this definitely qualifies as my "star buy" of the year (so far:)) or even longer! thanks to Helen for the tip - it's worth it! I have quite a few books about natural dyeing already; most of them are similar: this plant with this mordant gives this colour... informative, but not very exciting, esp. given the fact, that natural dyeing is not really a reliably repeatable process, i.e. if you need a certain colour at a certain date, better use some other method of dyeing, because you can never be quite sure you end up with what you intended! which to me is the fun part with natural dyeing! the book is nicely made up, hardback, fabric covering, bookmark inside... good photos and loads of new ideas! I mean really new ideas, not just a new dye plant here or there! pounding flowers into fabric, solar dyeing, eco printing etc., plenty of tips and advice, all with an eye on ecological sustainability - and not a traditional recipe in sight:)) which is a good thing in my opinion, as most of them don't usually work anyway - for me at least. if you can only afford one new book about dyeing - take this one, honestly (and no, I don't know India Flint:))
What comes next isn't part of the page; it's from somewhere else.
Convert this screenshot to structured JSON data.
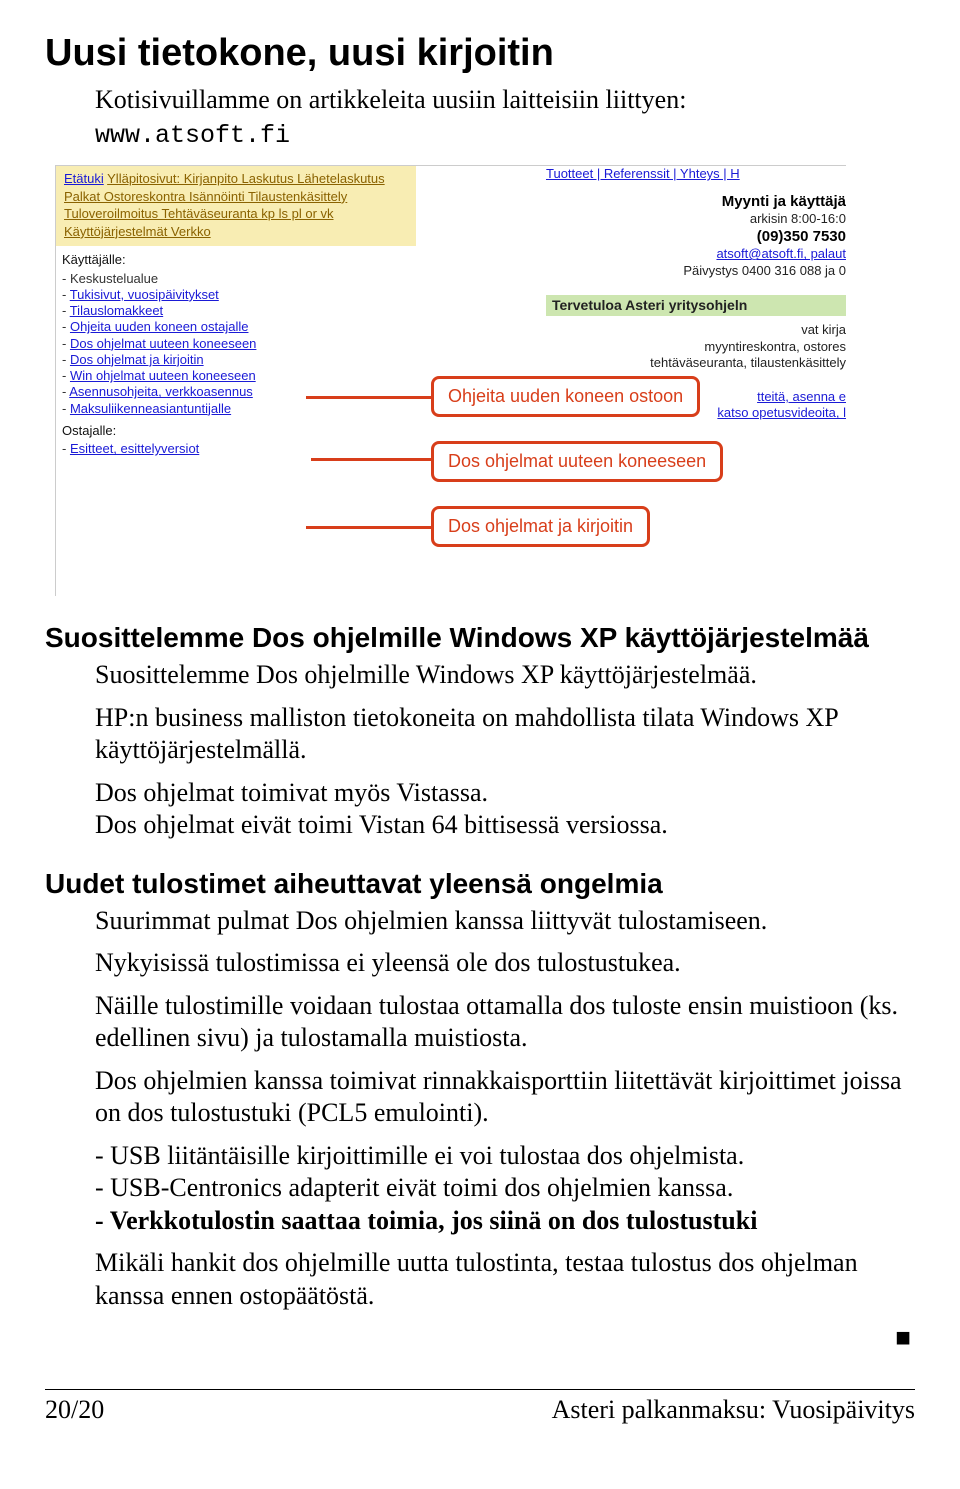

I was also rather surprised to receive a back issue and the first issue of "stitch" in the post. I only send the order and payment out on friday - fast service or what? I have been buying this on and off for a while now, but eventually I gave up on the plan to just order it via the newsagent. for some reason it's impossible to get it ordered regularly - in contrast to some other magazines:(( I don't like all of the designs; some are very fussy and require investment in gadgets such as "soldering irons" (no, I know that's not the correct name, but the thing is used like one - you burn fabrics away with it) and such, but I usually find several projects I do like - or at least some new ideas for a design of my own. I always wonder when textile crafts turned into something, where you have to have electric gadgets for each technique you want to work - it's a bit like households, where people have a gizmo for every job in the kitchen! maybe I am a dinosaur, but I do prefer the "slow craft" approach, which to me includes not to rely on electricity for every small job I do!
oh yes, I nearly forgot to mention it, even though I put it up in the book tip list before: at the last spinner's meeting in castlebar I bought Sheila Smith' Felt to stitch: Creative felting for textile artists from Suzie. a nice book too about felting, this time with basic information on the techniques such as wet or needle felting. but mainly the book is about embroidery on felt - in the wider sense - it also shows stencilling, shibori, nuno, hollow forms, cobweb felt etc. no exact instructions for projects, but who wants to do an exact replica of something anyway?
that's enough about books now (though my wish list is still quite long - and I expect it to stay that way. as soon as I have bought some I wanted - someone publishes new ones I would like to own!). I did some practical jobs too; I finally finished the second of the socks "ayer's rock" (sock wool from stahl socka country1), nice and warm just now, when summer has disappeared. and I started the 2nd one from "alaska" (same wool), which has a colour scheme that reminds me of lichen, moss and grey rocks! bought from Martina here.... and I am working on the present in cotton chenille - an EZ variant soon to be finished!